Smallest American Rabbit Gets No Legal Protection
The pygmy rabbit will not be listed under the Endangered Species Act for protection in California, Nevada, Oregon, Idaho, Utah, Wyoming, and Montana said US Fish and Wildlife officials. A very small population of the tiny rabbits is legally protected as endangered in Washington state. This group of rabbits would have perished, but conservationists intervened and captured them for a captive breeding program. But there were so few, they had to be crossbred with pygmy rabbits from Idaho. Genetically pure Columbia Basin pygmy rabbits did go extinct. (The protected Washington population is a hybrid rabbit.)
The reason they were driven into extinction is that too much of their habitat had been converted into agricultural lands, and their numbers gradually declined to the point of no return. Sagebrush makes up the majority of the rabbit’s diet and much of the land with sagebrush has been taken over. In winter, they eat 98 percent sagebrush. (Source: University of Michigan) (The Gunnison Grouse was also recently denied protection, and it too depends upon habitat with sagebrush.)

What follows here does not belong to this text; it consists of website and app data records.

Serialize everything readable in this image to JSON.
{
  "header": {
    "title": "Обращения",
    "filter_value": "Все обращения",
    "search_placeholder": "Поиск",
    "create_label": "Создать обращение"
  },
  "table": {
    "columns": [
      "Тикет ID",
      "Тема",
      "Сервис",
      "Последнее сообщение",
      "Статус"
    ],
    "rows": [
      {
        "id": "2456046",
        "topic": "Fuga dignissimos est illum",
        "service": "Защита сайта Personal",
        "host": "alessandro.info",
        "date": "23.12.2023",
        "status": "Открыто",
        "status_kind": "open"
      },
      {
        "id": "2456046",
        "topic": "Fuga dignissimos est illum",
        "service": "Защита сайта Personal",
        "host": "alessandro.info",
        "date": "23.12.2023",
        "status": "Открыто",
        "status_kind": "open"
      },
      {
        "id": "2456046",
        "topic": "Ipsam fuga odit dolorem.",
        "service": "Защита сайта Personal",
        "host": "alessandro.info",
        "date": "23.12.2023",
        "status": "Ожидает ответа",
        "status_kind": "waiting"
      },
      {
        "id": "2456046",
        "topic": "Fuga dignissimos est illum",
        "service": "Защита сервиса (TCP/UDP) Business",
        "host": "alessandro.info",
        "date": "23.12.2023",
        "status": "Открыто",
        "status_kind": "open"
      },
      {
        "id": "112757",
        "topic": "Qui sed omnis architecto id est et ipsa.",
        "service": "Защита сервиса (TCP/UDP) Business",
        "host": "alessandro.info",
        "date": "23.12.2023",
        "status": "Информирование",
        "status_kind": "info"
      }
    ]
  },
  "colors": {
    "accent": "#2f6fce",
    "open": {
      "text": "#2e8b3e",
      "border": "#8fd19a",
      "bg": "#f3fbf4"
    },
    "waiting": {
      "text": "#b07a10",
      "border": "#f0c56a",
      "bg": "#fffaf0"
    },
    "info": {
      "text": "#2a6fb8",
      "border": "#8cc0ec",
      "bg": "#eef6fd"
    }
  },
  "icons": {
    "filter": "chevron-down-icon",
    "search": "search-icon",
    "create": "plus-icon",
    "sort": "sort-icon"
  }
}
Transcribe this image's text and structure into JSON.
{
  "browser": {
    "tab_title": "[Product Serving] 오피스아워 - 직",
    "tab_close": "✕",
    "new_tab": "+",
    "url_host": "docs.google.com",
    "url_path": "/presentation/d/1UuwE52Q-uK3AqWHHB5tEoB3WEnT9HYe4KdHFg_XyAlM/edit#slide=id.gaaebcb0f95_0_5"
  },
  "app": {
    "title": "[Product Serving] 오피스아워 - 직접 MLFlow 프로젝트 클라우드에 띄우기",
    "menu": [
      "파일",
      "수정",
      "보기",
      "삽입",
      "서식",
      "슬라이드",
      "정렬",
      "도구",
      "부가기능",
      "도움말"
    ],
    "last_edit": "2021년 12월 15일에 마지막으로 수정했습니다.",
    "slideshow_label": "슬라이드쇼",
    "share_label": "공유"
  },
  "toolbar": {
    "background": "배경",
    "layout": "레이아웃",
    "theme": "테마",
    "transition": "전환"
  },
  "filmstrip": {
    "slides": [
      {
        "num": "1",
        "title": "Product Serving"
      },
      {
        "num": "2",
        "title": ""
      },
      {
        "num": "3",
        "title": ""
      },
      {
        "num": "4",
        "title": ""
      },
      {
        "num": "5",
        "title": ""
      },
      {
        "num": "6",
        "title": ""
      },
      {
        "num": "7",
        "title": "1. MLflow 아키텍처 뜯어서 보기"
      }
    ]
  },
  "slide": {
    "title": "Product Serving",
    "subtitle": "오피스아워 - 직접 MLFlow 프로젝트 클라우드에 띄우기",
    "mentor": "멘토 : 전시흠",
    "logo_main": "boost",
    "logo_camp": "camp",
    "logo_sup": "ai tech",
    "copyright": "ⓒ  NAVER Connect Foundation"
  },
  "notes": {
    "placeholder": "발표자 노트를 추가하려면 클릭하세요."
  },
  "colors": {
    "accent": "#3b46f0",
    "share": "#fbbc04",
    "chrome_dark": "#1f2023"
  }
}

The remaining pygmy rabbits (outside of Washington state) have been denied status as endangered. Apparently not much is known about pygmy rabbits. Even the US Fish and Wildlife Service said this in their recent press release, “We ask that any new information concerning the status of species or threats to it be submitted to us, at any time, to assist in monitoring the species and conservation efforts.” (Source: US Fish and Wildlife Service) In their press release no population numbers were provided for wild pygmy rabbits. Wildlife biologist Erik Molvar said, “…no question pygmies face severe threats throughout their range.” (Source: Reuters.com)
The rabbit was under review for endangerment status because population declines due to their sagebrush habitat converted to agricultural purposes, livestock grazing, urban and rural development, energy development, invasive plant species, and fires.
If the larger population of pygmy rabbits continues to decline, they may face a situation similar to the tragedy in Washington. Ivan Oranksy, in Scientific American wrote, “Isolation, and the resulting dwindling numbers, severely damaged the pygmy rabbits’ gene pool, making the animals prone to infection.”
A one-pound burrowing rabbit appears to be no match for a federal government influenced by agriculture, and oil and gas lobbyists. Also, it is not off limits to hunting. Field and Stream wrote a response to the denial of protection asking its readers if the rabbit is too cute to hunt. Predictably, the answer was no.
Image Credit: Washington State University